Families of those killed in France's worst-ever terror attack, claimed by the Isis, will join some of the wounded at ceremonies at the Invalides, the gilded 17th-century complex in central Paris that houses a military hospital and museum and Napoleon's tomb.
The tribute will be "national and republican," an official at the Elysee presidential palace said, referring to the French republic's creed of liberty, equality and fraternity.
"It will take place in sobriety and solemnity, reflected by the beauty of the surroundings."
Hollande will break from a whirlwind diplomatic bid to build a broad military coalition to defeat IS.
The marathon has taken him from Paris to Washington to Moscow in just a few days.
He is expected to make a 20-minute address at the one-hour ceremony, which will be shown live on television.
In the run up to the commemoration, Hollande called on the French to hang out the Tricolour.
"Every French citizen can take part (in the tribute) by taking the opportunity to deck their home with a blue, white and red flag, the colours of France," government spokesman Stephane Le Foll quoted Hollande as saying.
The government also called on people to take selfies featuring red, blue, and white, then to share them on social media with the hashtag #FiersdelaFrance (Proud of France).
But some victims' families have said they will snub the event, accusing the government of failing to tighten security after terror attacks in January, when jihadist gunmen killed 17 people in Paris, mainly at the Charlie Hebdo satirical magazine.
"Thanks Mr President, politicians, but we don't want your handshake or your tribute, and we hold you partly responsible for what has happened!" Emmanuelle Prevost, whose brother was one of the 90 killed at the Bataclan concert hall, wrote on Facebook.
As the nation mourns the victims, an international manhunt is still on for two key suspects -- Salah Abdeslam, who played a key logistical role in the wave of terror, and Mohamed Abrini, seen with Abdeslam two days before the November 13 atrocities.
France has stepped up its air strikes on IS targets in Syria and Iraq, where the group controls large areas of territory, and wants to create a more coordinated, concerted international effort to destroy the hardline Islamists.
On a visit to Moscow Thursday, Hollande and Russian leader Vladimir Putin agreed to coordinate strikes against the jihadists.
"The strikes against Daesh (IS) will be intensified and be the object of coordination," Hollande said at a press conference after their meeting at the Kremlin.
The agreement to focus on IS targets was the most concrete progress from the final leg of Hollande's marathon push to weld together a broad alliance to crush IS after the Paris attacks.
But the French leader failed to gain any pledge from Putin over helping the US-led coalition which is targeting IS.
Hollande's diplomatic drive has secured some offers of support from France's allies but also run into coolness and complications.
The challenge has been made tougher by by a spat between Moscow and Turkey over a downed Russian warplane on the Syrian-Turkish border.
The French leader has the support of Britain, whose Prime Minister David Cameron set out his case on Thursday for air strikes against IS in Syria, telling British MPs that the country could not "sub-contract" its security to allies.

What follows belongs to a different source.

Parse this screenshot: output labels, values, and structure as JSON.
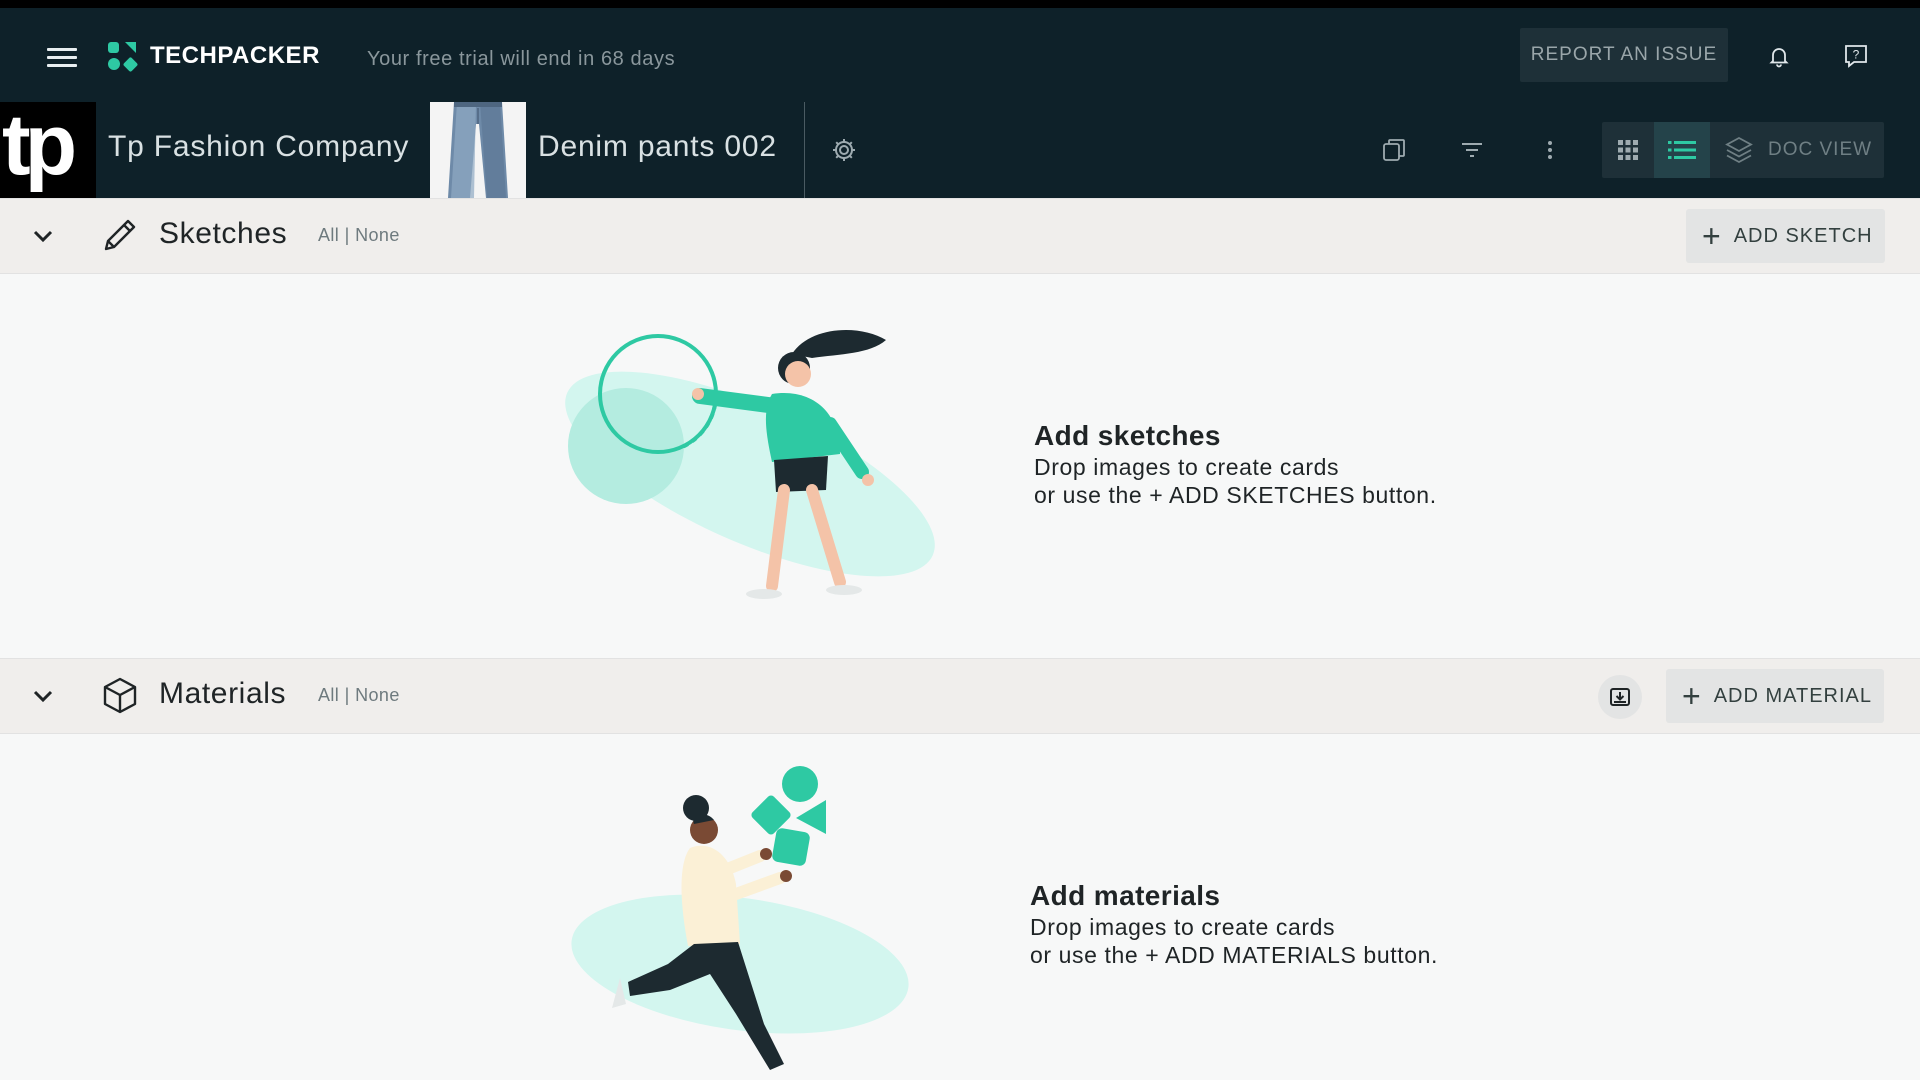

He has also been backed by Germany, which has offered Tornado reconnaissance jets, a naval frigate, satellite images and aerial refuelling to help in the fight against IS.
Germany is also promising to send 650 soldiers to Mali to provide some relief to French forces fighting jihadists there.
But Hollande received a vague response from Italy, and got what analysts are calling a cool reply from President Barack Obama when he flew to Washington on Tuesday.